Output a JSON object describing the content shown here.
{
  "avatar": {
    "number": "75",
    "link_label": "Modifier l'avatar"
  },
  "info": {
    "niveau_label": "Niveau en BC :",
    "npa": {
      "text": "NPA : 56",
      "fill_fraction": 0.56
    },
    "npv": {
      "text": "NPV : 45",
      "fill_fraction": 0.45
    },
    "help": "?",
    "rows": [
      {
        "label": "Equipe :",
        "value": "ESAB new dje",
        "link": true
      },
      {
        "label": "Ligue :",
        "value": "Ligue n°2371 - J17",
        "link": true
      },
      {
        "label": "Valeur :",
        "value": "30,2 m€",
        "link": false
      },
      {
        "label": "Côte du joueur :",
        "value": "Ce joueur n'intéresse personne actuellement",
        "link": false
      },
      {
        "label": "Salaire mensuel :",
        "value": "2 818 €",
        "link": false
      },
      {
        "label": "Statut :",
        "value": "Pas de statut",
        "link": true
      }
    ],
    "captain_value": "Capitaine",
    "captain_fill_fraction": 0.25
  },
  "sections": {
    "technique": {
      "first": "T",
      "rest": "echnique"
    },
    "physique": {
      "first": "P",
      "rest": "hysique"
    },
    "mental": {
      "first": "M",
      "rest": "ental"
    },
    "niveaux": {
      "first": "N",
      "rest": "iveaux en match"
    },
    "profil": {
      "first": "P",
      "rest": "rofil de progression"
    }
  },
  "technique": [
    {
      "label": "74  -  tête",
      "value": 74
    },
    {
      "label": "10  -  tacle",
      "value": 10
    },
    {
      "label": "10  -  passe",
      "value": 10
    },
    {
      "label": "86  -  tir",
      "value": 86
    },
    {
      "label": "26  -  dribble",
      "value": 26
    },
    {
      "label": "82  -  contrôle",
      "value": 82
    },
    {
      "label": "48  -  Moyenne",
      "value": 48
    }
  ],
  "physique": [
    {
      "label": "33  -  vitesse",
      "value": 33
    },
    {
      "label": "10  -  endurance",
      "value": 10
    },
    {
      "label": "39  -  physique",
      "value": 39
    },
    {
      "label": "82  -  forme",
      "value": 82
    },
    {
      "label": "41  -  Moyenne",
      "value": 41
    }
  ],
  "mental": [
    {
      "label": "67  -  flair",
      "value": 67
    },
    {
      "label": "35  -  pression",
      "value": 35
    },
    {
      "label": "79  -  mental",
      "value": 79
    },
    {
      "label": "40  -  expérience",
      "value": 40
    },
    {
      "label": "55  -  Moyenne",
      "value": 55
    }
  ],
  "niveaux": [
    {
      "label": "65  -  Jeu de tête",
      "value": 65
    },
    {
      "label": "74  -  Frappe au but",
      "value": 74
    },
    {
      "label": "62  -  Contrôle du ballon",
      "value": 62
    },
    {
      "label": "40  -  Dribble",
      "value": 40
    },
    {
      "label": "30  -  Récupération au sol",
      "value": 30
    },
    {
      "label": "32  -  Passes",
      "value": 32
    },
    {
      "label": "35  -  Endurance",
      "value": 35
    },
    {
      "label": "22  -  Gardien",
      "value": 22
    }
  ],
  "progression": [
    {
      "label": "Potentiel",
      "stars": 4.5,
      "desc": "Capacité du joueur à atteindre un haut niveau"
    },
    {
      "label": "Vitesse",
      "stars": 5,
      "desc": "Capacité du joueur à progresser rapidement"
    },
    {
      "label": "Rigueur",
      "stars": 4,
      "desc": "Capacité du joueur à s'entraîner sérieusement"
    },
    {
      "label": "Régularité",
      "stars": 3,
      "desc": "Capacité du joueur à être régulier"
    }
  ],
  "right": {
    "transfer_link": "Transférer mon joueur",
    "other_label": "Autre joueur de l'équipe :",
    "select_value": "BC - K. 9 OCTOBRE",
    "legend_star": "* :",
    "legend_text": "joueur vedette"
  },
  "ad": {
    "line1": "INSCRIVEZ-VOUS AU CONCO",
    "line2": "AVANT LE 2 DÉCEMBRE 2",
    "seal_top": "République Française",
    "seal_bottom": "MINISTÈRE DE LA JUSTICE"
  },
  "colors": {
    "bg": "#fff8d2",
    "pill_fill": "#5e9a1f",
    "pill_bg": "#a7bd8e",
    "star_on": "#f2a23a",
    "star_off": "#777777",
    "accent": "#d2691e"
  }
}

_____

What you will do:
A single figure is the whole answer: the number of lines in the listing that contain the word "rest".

Solution for this task:
5